If you’re willing to be flexible on your travel dates than this trick can save you a lot of money. Usually, people have specific dates in mind for travel which are usually…leave on a Friday and come back on a Sunday. But what if you traveled Saturday to Monday instead? Would that be cheaper? The best way to get a feel of prices based on flexible dates is to use the +/- 2 days feature of the Matrix Airfare Search to find the best combination of departure dates that give you the lowest airfare. If you are extremely flexible with you dates, you can also view an entire month of departure dates with a specified trip length. Look for my future post detailing how to use this option on the Matrix Airfare Search if you need help.
Kayak also has the flexible dates feature and allows you to look at a +/3 day feature. While Kayak is more limited in searching options, this flexible feature options is super simple to use and provides its findings in an easy to read table format.
I saved the best for last.

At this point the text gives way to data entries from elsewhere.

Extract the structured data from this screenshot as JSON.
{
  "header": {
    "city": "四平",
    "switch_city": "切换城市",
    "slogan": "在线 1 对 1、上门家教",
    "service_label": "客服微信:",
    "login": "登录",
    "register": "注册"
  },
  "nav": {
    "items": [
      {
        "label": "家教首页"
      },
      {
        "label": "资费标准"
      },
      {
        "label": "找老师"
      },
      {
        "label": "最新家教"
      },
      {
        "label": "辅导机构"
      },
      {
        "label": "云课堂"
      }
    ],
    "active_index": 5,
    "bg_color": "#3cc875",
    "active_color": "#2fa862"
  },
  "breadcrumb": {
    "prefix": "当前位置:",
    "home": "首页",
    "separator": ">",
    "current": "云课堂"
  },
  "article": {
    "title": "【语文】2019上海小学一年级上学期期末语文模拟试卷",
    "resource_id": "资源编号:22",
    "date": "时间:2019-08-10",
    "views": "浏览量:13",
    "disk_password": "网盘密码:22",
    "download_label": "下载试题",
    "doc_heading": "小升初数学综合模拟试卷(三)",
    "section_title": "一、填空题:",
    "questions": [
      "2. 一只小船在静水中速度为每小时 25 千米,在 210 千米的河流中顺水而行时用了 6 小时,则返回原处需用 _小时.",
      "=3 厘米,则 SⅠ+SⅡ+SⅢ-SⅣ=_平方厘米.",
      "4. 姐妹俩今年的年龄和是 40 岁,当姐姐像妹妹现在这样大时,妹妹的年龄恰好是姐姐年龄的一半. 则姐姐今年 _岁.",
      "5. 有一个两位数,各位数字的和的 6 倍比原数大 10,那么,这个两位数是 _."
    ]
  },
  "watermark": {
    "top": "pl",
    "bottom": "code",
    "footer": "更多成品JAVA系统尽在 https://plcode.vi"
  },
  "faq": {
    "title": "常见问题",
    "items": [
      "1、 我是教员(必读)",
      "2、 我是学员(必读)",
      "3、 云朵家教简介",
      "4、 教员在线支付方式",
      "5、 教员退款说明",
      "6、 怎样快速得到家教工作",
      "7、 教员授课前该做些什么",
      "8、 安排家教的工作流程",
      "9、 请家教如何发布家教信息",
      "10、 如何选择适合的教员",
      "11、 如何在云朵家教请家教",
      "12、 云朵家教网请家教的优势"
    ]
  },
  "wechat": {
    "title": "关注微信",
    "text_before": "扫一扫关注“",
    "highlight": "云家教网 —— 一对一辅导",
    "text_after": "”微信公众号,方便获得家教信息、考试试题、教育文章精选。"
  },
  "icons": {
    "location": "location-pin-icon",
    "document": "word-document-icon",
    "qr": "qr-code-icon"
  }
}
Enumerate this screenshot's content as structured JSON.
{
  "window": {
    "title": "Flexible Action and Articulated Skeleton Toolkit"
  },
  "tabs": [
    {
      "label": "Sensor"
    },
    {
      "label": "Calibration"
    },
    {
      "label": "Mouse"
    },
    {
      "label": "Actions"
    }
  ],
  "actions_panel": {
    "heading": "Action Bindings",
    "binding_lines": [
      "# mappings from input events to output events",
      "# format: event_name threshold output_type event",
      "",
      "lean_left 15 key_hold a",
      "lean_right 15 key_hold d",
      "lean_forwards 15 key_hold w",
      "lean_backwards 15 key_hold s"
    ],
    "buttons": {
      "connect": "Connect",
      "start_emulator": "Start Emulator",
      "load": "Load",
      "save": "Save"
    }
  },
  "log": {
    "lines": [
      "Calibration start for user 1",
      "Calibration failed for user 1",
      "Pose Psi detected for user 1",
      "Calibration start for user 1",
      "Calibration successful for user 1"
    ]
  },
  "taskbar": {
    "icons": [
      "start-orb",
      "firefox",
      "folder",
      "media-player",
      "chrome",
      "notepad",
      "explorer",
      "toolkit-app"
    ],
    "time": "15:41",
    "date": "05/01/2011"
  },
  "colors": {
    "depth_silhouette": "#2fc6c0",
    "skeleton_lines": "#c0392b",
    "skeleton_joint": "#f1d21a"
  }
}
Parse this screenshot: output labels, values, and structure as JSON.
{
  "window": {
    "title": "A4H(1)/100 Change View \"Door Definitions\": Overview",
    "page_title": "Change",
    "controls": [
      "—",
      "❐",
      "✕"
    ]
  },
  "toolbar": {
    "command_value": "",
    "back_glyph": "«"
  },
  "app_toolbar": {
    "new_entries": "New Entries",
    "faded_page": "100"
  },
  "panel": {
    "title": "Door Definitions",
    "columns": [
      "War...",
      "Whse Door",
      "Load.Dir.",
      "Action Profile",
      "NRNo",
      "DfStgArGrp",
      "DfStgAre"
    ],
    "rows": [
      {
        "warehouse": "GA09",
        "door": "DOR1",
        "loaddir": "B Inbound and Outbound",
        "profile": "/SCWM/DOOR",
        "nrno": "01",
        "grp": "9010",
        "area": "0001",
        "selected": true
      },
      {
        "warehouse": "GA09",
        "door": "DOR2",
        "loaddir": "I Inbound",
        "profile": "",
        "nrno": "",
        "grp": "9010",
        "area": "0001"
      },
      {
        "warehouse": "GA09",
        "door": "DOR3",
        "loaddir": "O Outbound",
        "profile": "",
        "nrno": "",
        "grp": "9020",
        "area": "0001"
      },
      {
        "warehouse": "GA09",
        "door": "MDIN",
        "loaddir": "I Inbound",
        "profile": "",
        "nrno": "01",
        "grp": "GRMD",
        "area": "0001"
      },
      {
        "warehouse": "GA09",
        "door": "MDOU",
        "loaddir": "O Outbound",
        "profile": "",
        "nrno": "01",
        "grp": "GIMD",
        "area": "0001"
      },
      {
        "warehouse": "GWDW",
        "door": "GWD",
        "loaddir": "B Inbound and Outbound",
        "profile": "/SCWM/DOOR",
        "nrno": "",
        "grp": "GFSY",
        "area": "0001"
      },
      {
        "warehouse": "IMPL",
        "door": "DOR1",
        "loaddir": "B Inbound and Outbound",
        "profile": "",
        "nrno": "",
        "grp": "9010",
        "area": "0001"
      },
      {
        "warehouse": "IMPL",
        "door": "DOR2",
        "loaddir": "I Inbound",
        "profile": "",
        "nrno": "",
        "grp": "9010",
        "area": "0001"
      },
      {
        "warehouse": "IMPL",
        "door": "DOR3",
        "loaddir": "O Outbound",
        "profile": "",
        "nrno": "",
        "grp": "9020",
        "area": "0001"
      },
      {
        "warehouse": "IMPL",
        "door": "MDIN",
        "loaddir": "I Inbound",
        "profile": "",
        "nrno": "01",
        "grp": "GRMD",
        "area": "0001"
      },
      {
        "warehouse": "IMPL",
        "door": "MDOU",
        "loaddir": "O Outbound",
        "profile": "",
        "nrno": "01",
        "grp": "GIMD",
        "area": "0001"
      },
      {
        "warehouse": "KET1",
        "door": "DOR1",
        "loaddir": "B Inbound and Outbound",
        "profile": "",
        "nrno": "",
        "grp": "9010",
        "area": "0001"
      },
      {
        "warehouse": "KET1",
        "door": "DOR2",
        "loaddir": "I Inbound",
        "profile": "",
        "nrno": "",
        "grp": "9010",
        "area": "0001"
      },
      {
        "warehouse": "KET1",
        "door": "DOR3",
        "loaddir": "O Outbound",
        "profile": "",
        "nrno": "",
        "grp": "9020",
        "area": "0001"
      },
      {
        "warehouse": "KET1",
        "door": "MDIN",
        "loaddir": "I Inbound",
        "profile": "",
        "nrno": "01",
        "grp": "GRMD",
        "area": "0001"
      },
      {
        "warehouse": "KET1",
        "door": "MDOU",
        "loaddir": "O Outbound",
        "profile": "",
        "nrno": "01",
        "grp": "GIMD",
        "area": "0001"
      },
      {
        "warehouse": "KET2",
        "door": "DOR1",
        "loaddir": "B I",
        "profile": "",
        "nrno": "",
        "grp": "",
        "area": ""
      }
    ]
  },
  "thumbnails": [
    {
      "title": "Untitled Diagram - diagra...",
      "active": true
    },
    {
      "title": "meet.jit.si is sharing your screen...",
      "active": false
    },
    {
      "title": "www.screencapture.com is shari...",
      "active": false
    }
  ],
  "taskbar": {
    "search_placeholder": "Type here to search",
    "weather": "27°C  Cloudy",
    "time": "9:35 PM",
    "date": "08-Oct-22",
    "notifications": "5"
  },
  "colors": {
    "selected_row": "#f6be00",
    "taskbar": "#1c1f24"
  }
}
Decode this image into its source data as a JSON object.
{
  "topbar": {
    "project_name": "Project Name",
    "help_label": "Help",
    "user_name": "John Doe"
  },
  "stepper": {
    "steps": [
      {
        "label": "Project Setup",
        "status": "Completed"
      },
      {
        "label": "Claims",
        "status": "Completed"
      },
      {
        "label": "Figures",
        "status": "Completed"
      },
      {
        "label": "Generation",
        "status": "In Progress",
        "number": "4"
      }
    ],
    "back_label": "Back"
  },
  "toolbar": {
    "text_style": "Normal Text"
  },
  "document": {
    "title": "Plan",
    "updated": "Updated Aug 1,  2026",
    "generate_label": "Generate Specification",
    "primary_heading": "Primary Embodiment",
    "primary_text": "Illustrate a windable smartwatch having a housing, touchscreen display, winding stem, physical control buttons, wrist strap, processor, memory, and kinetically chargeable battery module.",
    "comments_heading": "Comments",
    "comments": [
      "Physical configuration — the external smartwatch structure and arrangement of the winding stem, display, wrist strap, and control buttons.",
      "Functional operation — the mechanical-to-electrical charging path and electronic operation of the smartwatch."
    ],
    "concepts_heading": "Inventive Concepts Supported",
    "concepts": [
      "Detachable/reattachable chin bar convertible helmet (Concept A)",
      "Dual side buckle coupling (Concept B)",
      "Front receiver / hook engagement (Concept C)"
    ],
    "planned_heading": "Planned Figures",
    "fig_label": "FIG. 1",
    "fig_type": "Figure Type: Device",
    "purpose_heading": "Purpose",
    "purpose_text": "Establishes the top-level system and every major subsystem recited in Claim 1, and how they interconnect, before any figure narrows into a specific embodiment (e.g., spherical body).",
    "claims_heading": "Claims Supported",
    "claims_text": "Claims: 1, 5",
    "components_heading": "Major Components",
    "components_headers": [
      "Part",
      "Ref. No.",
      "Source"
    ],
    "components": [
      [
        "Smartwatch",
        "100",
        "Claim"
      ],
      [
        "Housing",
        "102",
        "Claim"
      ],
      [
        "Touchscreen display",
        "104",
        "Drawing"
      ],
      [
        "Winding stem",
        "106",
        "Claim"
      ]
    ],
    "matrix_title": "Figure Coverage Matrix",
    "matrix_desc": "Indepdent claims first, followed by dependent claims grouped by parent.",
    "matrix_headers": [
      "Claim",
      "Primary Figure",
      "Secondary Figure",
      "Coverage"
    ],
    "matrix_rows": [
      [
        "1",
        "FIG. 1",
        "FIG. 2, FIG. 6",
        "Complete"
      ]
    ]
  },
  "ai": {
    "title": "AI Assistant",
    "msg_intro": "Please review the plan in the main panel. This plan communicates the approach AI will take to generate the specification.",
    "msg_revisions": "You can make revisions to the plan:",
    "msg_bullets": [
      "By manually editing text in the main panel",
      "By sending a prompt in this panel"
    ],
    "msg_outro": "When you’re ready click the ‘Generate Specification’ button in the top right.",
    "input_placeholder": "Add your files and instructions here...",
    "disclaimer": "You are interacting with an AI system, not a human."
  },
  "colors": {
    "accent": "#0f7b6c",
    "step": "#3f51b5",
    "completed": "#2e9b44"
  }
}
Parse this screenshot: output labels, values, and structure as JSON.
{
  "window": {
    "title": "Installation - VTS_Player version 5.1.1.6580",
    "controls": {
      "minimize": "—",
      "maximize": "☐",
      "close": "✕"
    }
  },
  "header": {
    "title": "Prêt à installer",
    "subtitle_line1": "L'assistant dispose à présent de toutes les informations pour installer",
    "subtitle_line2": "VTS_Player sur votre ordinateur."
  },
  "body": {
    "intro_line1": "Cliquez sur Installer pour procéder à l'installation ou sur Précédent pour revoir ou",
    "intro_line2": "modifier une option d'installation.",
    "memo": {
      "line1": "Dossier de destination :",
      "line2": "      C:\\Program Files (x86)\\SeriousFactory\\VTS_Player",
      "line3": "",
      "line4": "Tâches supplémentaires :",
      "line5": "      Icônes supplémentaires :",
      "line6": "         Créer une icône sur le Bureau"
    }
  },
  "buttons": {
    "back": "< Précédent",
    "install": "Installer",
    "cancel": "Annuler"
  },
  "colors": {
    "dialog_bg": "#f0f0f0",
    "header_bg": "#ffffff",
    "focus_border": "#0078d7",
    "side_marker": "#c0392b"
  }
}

This trick is not well known amongst the casual traveler and is not for the faint-hearted but when used wisely, it can save you upwards of $500! According to the rules of the FAA, as long as your departure date is 7 days or more from the time you booked your tickets, you are allowed to cancel your airline ticket within 24 hours of booking without paying any fees or penalty. That’s right…you can just go to the place where you booked your tickets and just hit the cancel button and get away with it! What does it mean to you? Let me provide a real world example. Ashley booked a flight on Delta for $1050 from Tampa to Barcelona on a Monday at 11 PM. On Tuesday at 6 PM, she noticed that the same exact flight on Delta had dropped to $980. So, she quickly cancelled and re-booked her flight on Delta’s website. Then, on Wednesday morning at 10am, she noticed the price for the same exact flight had dropped to $750. So, she rinsed-and-repeat and canceled her old flight and booked the new one. This fun game finally ended when the price of the flights jumped back to $1050 around 8PM and stayed there. So, in the end, she ended up saving around $300 all by doing some simple mouse clicks!! All she had to do was monitor the airfare every couple of hours and it ended up saving her three hundred greenbacks. Use this tip wisely and you can win at the games airlines love to play.